Erin Cummings, founder of YESYoga in Sugar Land, has helped create a community of fitness lovers thanks to her offering of free weekly classes at Sugar Land Town Square.
But the Kansas native and Wichita State University alumna had to grow a new social network from the ground up in her new home.
“It was just me and my husband when we moved down,” Cummings said. “We didn’t know anyone.”
She said coming to the Houston area was a bit of a culture shock for her, but that she appreciates the opportunity for her two children to be exposed to different cultures and to learn about different people and their stories.
“I like to picture Sugar Land as the world,” Cummings said. “You don’t actually need to travel anywhere because you can usually find it here in Sugar Land. It’s so diverse.”
Her YESYoga classes have provided people in Fort Bend County with an outlet for pent-up stress and frustration and a social connection to counter the isolation caused by the COVID-19 pandemic.
After immersing herself in teaching yoga, Cummings became a certified instructor, racking up more than 1,000 hours of training and opening an online studio in January 2018. She followed it up with a brick-and-mortar studio in October of that same year. She started out offering free-pop classes in 2018, and began free “Sundays on the Square” outside her studio at 16140 City Walk in 2020.
In a June 24 Facebook post, she switched to donation-based pricing and lowered membership prices to $99, but said YESYoga would continue to pay teachers at their normal rate.
YESYoga, Cummings said, was designed to be “a place for people who were burned out and felt unworthy and lonely and just needed a place to find each other.”
“We called it YESYoga because we wanted to be a yes for something bigger,” Cummings added. “We wanted to be a yes for more than being a mom or more than just showing up for your job every day.”
Michelle Joseph, a Rosenberg resident, said YESYoga has become part of her routine. She’s been practicing yoga daily since 2014, and she began her sessions at home. Eventually, she needed a change of scenery and found YESYoga through an internet search in 2019.
“I think people are missing that these days. There’s no self-care,” Joseph said. “I think that’s where you get into mental health dangers because nobody’s paying attention to themselves.”
Joseph said she brought as many of her friends as possible to experience a class with her, taking advantage of Cummings’ initiative to allow participants to bring a guest for free each month, though she said that slowed down when the pandemic hit last year.
Lauren Somers, a Minnesota native, has been a client of YESYoga from the beginning, attending the pop-up Town Square sessions three months before the studio opened.
Like Cummings, Somers said her husband got a job in the oil and gas sector that sent them to Sugar Land. While the classes are primarily attended by women, men also are welcome to attend the classes, and the couple has attended classes together and made some new friends in the process while introducing her new friends to the other attendees.
Cummings said YESYoga has also offered kids yoga programs in the past, like the Halloween Yoga event she held in 2019.
“It’s always a breath of fresh air going in feeling connected and saying hi to people who you might have had class with a few times before,” Cummings said. “But also welcoming new people that are just joining and you can show them the ropes or whatever we’re doing that day.”
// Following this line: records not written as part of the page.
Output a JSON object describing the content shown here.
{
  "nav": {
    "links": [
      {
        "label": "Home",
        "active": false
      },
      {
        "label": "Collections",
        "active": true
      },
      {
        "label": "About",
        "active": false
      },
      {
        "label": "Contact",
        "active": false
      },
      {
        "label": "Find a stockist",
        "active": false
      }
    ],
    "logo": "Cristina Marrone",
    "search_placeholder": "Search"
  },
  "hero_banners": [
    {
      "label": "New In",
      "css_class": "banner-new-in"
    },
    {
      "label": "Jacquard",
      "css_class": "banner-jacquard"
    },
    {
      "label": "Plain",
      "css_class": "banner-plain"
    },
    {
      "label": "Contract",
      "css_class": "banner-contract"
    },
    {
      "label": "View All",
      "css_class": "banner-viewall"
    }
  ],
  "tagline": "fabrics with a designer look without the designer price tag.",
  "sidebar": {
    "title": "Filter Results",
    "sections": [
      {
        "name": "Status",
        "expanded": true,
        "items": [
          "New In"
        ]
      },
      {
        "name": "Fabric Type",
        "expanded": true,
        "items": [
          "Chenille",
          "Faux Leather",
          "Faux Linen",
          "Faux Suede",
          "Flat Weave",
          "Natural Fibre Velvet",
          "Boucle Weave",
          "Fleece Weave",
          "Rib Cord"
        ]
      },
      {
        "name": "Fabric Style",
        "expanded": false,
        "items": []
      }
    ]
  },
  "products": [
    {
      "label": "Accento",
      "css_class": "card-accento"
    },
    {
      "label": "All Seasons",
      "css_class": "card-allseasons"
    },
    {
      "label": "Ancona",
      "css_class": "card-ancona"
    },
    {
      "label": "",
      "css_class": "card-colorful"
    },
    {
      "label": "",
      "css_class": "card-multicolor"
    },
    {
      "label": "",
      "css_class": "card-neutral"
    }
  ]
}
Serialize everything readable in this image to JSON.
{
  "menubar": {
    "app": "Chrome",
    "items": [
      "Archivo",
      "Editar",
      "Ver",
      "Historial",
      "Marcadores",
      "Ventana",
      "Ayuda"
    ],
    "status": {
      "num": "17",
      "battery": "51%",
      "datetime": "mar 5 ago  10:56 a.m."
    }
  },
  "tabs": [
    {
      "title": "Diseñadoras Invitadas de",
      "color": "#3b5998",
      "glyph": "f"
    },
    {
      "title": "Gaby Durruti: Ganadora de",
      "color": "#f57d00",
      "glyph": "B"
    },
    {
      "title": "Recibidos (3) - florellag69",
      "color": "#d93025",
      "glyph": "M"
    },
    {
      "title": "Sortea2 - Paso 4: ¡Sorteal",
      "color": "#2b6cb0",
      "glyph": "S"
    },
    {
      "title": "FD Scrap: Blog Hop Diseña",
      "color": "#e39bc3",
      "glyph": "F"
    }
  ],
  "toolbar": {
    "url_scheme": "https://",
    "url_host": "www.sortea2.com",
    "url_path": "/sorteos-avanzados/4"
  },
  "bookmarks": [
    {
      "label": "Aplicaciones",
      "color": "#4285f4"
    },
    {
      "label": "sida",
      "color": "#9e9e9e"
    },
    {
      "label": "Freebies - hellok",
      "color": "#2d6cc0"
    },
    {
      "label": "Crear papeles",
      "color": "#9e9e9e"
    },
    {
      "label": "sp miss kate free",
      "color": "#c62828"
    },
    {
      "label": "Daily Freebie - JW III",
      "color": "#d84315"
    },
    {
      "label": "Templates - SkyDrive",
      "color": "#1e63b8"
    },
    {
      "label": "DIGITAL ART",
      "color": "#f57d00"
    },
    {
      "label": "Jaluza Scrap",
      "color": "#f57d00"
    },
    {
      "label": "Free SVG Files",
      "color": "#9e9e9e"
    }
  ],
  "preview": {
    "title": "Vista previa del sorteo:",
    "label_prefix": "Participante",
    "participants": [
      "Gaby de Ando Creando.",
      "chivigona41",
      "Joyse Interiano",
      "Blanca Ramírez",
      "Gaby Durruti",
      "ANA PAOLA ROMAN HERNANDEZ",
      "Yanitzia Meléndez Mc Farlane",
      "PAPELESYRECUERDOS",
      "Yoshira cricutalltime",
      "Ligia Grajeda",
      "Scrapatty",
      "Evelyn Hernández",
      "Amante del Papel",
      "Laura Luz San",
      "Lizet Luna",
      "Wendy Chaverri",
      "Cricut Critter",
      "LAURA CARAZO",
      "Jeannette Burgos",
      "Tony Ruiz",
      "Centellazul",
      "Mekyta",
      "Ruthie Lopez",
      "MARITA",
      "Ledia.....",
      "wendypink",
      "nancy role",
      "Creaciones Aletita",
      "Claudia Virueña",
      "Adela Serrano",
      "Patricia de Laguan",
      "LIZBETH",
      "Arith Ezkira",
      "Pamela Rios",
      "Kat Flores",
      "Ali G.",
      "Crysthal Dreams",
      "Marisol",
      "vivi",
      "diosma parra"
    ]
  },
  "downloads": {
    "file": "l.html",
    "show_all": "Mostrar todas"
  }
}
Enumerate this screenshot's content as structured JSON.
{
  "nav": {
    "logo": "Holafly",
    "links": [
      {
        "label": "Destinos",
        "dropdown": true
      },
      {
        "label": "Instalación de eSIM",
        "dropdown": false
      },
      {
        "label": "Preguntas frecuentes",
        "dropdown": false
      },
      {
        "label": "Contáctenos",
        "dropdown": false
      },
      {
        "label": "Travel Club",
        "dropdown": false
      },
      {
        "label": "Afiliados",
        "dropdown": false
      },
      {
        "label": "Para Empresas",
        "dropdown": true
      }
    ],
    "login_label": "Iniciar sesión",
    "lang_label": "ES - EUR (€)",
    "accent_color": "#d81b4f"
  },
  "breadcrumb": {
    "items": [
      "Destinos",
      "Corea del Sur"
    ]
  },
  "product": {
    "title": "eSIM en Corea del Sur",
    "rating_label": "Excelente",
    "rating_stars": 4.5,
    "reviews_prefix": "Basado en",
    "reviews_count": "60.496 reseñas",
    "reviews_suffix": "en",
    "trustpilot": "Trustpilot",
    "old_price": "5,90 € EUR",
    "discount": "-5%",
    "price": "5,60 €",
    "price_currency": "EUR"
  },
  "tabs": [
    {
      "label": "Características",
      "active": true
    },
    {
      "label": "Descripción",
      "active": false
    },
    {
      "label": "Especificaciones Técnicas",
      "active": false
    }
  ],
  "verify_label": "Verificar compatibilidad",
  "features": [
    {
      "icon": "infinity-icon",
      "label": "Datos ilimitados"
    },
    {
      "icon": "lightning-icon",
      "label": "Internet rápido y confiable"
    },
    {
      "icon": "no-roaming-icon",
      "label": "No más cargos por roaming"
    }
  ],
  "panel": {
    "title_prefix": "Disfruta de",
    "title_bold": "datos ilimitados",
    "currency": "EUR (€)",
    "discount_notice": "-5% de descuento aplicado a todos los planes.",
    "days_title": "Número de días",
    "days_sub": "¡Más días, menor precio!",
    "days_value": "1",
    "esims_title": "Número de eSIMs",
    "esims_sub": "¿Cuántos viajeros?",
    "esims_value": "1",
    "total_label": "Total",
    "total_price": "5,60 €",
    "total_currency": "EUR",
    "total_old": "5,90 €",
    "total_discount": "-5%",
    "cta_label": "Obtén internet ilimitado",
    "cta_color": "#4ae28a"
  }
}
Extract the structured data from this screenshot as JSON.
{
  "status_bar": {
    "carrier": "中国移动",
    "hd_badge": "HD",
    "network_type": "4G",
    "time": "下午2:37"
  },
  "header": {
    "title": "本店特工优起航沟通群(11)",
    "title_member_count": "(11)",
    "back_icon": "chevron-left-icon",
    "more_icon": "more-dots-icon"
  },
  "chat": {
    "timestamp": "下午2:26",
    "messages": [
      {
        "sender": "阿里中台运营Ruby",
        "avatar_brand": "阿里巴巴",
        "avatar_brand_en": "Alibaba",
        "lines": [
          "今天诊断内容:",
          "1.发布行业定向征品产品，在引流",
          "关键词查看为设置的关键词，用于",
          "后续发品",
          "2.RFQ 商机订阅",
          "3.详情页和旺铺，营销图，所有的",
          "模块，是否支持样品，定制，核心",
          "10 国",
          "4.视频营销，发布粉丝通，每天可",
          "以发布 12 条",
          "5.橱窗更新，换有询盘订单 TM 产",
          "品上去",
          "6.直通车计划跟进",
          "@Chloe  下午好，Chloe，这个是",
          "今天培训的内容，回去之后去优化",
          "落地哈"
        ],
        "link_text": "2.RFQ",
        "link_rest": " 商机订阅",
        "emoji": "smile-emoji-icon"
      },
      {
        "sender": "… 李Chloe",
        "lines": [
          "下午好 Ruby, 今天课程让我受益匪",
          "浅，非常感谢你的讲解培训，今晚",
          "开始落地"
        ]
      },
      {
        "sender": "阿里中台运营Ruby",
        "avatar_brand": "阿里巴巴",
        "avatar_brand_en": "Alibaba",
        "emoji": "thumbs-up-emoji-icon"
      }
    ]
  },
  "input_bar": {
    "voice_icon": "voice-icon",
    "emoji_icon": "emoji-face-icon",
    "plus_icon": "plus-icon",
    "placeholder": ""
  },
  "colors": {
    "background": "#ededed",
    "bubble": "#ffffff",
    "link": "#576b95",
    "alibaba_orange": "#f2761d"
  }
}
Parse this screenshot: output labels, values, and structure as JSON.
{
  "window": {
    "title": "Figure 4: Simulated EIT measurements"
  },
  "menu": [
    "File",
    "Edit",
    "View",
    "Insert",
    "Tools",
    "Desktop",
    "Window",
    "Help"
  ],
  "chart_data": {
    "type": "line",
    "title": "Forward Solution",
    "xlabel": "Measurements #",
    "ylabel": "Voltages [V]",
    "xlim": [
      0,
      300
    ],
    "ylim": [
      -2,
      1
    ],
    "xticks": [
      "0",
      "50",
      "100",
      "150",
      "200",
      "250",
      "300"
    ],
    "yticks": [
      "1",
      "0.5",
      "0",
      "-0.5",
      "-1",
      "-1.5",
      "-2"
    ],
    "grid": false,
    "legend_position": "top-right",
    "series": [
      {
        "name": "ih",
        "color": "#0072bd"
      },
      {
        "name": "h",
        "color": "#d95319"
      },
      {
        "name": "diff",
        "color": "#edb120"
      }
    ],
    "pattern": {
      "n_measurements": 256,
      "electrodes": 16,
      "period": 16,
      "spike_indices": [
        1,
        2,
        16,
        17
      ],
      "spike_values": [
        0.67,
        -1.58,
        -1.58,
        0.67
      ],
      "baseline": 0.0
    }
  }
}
Due to the economic impact of the pandemic, Cummings decided in June to offer a donation-based payment method to make her classes more accessible.
In addition, Cummings has created a scholarship fund for her alma mater, Wichita State, aimed at creating more female entrepreneurs. She said the funds will be awarded on a rolling basis for the next five years.
“I just really wanted to help another woman who had a creative idea to feel successful and get her business off the ground,” Cummings said.
Everywhere she’s been, Cummings has sought to create a family atmosphere with her yoga classes.
And her friends and yoga students and even her Lululemon ambassador colleagues stepped up for her during a time of need, when her dad spent more than two months in the hospital recovering from a motorcycle accident in Texas.
“The people here were just amazing,” Cummings said. “One of my clients if they were friends of mine would bring me food at the hospital and they would come take my class and see how I was doing. One of the ladies at Lululemon started a GoFundMe for my dad’s hospital bills. People just really showed up for me.”
She said she knew at that point that the studio had to keep going.
“I went from this lonely person in Houston as a mom to now having two kids and feeling like I had a whole bunch of women and community around me that supported me,” Cummings said.
When COVID-19 cases began to spike in 2020, Cummings said she felt that support again, and wanted to reciprocate that support as her friends and clients rallied around her to help boost her business.
“It just felt like a great way to give back,” Cummings said. “And to give people a chance to continue to move their body and have some sense of normalcy.”